Last month Victorian Treasurer Tim Pallas announced that from 1 July foreign buyers would face increased stamp duty and land tax rates as the Victorian government looked to ensure they provide their “fair share” of government revenue.


A report in News Limited publications yesterday claimed NSW Treasurer Gladys Berejiklian is considering hitting foreign buyers in NSW with an increased land tax rate.


The Victorian move was criticised at the time by people who believed it would scare off foreign buyers and the Property Council of Australia (PCA) has warned the NSW government that making a similar move would damage both the housing market in the state and damage Sydney’s reputation.

“NSW needs more housing – a decade of under supply is responsible for Sydney’s housing crisis,” Ms Fitzgerald said. Turning investors away – by imposing a huge new tax – is one way to ensure it doesn’t get any better,” PCA NSW executive director Jane Fitzgerald said.

“Talk about sending the wrong message to the rest of the world – you can’t aspire to be a world leading global city and whack a huge new tax on foreign investors at the same time,” Fitzgerald said.

While many have used foreign investors as scape goat recently for current affordability issues in Australia, Fitzgerald said they have had a positive impact on the market.

“Nationally, foreign investment is underpinning Australia’s record levels of new housing construction – rather than stopping Australians from buying a home foreign investors are helping them do just that,” she said. 

“Given current economic conditions, it would be a gravely risky strategy with implications for both housing supply and housing affordability in NSW.

“There are international investors right now considering whether to build residential housing in NSW. If they choose to go elsewhere our housing affordability crisis will worsen.”

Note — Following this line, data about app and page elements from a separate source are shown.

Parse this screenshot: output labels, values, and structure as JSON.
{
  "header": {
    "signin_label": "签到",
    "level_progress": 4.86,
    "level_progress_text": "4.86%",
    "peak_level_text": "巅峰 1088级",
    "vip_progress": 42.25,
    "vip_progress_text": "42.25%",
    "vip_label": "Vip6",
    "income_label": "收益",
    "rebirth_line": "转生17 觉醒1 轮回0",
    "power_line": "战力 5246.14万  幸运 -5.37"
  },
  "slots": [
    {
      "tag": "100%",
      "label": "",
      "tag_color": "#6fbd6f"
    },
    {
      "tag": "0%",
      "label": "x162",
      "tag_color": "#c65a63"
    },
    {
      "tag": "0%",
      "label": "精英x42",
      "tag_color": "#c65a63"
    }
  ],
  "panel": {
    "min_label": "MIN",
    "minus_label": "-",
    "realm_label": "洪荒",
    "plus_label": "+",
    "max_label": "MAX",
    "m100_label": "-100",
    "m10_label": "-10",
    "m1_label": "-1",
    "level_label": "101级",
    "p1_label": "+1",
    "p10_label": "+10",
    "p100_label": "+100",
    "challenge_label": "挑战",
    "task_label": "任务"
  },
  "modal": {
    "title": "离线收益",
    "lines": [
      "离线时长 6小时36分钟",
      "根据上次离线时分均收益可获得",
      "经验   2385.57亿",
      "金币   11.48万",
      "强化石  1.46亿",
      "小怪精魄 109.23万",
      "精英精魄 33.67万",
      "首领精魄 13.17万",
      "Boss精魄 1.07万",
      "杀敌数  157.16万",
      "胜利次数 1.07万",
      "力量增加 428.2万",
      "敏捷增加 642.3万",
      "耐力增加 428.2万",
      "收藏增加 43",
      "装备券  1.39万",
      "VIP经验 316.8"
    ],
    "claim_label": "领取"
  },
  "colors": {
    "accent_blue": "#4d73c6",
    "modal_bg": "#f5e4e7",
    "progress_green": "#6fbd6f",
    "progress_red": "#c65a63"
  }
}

Fitzgerald said if the NSW government was committed to fixing affordability issues then they would address the burden placed on people by stamp duty.

“If the NSW Government really wants to do something to benefit homebuyers it should get rid of stamp duty.  The tax take from it alone has doubled in the past five years from $4 billion up to $8 billion.”